Maxim Loskutoff


Many years ago in a city much like this one, though larger and more prosperous, a man killed his neighbor. The murder was committed with a hammer or chair or some other blunt instrument, either in the morning or afternoon. The man cut the corpse into pieces, wrapped each piece in plastic, and stuffed them into the refrigerator, probably resolving never to open it again. Some weeks later, after he had confessed, the police discovered the body in this same condition. "It was packed in so tight you couldn’t even fit an egg," the inspector told the few reporters gathered to detail the crime. "Not even an egg."

And in the end this is what you remember. Not the name of the perpetrator or his victim, the reason for the crime, the manner of the killing, or the weapon itself. Even that great city where you spent so much of your youth has faded from memory, as have the lovers you had there. But the refrigerator packed so tight that not even an egg would fit remains. And you wonder if the strangeness of the world is due to your view of the past, or if somehow you have lost your way.



The hero leaves his village and goes on a long journey. He overcomes evil, acquires great wealth, and perhaps even comes to know himself. But when he returns home, in a turn that strikes him as overwhelmingly unjust, his wife is gone. "Do her eyes not linger on the horizon?" he asks the gods.

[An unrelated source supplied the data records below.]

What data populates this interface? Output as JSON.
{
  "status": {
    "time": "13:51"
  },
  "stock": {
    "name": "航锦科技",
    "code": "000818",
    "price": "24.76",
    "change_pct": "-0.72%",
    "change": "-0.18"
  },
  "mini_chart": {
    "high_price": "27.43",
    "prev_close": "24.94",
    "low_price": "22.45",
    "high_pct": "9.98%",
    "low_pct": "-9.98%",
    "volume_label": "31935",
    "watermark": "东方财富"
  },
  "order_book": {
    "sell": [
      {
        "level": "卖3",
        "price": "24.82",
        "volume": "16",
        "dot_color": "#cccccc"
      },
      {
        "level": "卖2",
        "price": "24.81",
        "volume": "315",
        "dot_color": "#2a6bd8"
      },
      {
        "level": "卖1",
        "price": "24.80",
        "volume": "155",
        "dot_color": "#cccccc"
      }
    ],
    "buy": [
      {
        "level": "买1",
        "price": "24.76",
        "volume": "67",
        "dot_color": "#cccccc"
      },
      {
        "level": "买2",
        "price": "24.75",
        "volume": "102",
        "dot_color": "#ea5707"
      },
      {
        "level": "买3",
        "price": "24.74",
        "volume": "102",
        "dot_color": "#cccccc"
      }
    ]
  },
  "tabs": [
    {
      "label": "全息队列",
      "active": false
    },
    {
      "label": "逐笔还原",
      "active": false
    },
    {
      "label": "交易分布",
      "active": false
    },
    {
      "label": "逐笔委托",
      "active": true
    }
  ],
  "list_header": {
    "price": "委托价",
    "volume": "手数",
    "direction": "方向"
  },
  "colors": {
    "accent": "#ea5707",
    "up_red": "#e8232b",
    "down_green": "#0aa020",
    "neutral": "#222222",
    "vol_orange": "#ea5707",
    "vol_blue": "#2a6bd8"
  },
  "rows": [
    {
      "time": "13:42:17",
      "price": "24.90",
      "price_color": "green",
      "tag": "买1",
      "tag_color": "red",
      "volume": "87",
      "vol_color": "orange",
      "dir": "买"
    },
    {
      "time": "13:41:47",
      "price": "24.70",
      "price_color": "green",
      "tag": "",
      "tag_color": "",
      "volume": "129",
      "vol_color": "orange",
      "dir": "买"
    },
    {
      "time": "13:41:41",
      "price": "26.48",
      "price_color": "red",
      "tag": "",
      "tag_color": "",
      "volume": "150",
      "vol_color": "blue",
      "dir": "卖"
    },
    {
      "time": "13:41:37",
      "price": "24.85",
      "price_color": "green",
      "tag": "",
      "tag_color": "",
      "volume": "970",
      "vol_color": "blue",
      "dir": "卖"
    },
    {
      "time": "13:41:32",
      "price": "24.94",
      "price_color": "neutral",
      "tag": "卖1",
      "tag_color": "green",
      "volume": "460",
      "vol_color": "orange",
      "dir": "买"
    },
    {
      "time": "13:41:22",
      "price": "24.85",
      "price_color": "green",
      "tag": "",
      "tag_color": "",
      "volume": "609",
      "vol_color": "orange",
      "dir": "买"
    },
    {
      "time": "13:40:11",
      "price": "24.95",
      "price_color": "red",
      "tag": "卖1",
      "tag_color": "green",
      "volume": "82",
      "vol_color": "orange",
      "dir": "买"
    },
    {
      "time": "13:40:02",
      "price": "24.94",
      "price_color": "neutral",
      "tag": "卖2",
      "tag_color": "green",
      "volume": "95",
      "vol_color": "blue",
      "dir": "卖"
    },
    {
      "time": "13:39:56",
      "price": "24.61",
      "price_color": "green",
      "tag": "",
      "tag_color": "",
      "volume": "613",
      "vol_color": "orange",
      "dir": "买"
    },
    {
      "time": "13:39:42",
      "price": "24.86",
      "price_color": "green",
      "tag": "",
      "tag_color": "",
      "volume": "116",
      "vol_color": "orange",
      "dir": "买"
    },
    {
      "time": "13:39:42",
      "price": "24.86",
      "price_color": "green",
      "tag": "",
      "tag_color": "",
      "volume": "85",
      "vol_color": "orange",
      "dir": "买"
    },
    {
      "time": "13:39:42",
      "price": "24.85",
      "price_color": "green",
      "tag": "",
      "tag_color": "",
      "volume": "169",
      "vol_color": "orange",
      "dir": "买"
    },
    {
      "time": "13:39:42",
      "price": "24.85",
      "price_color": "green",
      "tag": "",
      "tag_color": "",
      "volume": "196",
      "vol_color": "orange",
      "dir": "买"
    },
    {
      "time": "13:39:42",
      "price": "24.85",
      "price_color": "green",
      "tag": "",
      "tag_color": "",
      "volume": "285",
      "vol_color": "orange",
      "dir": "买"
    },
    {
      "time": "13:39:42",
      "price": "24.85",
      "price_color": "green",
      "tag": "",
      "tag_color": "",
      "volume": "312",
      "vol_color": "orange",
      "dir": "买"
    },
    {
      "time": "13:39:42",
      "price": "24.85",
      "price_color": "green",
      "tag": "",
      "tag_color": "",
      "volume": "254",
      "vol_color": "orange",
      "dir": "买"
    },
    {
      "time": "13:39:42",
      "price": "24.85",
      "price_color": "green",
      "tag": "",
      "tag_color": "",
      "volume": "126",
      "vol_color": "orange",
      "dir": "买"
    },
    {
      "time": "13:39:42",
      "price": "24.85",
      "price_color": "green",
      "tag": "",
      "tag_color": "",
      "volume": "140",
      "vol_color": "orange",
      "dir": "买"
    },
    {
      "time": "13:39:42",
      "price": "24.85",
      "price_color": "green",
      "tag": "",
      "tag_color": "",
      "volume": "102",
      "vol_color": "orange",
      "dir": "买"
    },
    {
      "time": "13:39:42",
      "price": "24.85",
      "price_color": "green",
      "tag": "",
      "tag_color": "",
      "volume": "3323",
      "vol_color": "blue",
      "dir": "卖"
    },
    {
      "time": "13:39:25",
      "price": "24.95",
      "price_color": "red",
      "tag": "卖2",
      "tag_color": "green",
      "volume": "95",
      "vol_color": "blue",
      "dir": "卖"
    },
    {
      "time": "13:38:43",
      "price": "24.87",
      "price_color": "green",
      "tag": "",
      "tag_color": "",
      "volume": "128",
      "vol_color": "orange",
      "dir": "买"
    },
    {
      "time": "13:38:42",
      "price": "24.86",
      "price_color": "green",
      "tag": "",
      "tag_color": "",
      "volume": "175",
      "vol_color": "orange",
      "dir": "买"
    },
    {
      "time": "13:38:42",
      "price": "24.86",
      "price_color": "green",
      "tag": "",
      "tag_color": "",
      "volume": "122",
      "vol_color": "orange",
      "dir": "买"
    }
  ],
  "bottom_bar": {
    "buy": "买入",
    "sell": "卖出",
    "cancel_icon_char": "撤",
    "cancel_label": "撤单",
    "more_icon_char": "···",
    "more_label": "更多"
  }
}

Embarrassed, they do not answer.



Once there was a village on a lake. There was no monster, no horrible beast lurking in the depths. Nothing larger than flitting schools of minnows and the occasional frog. Even in the center you could see all the way down a hundred feet to the rocky bottom.

The men of the village did not trust the lake. It made them nervous. They would row out and stare down into the depths, their spears ready, waiting for something to emerge. But, of course, nothing ever did.

Day by day, month by month, they grew more anxious. They refused to hunt. They refused to sleep, or lie with their wives. They stared down into the lake. It is like sleep without dreams, they said. Death without God, and unable to explain, the priest was driven from the village.

Finally, on the coldest night of the year, as the men sat huddled in their boats, a woman walked into the lake. She wore a white dress with stones sewn into the seams, so heavy she could barely lift her arms. She walked until she sank beneath the surface and drifted to the bottom where her body lay, pale and beautiful.

The men were much relieved. Beware, they said to the travelers who passed through the village, there is a madwoman in the lake. At night you can hear her call.



The seed of the parable project came from my struggles to write about my time living in Africa. I found myself slipping into either the cloying voice of a traveler attempting to imitate local rhythms, or a moralistic outsider casting judgments on a culture he didn't understand. The moralistic outsider voice was more interesting. After I let it run free, it changed. Turning to subjects far-flung and strange. One particularly beautiful influence is Kafka's Poseidon.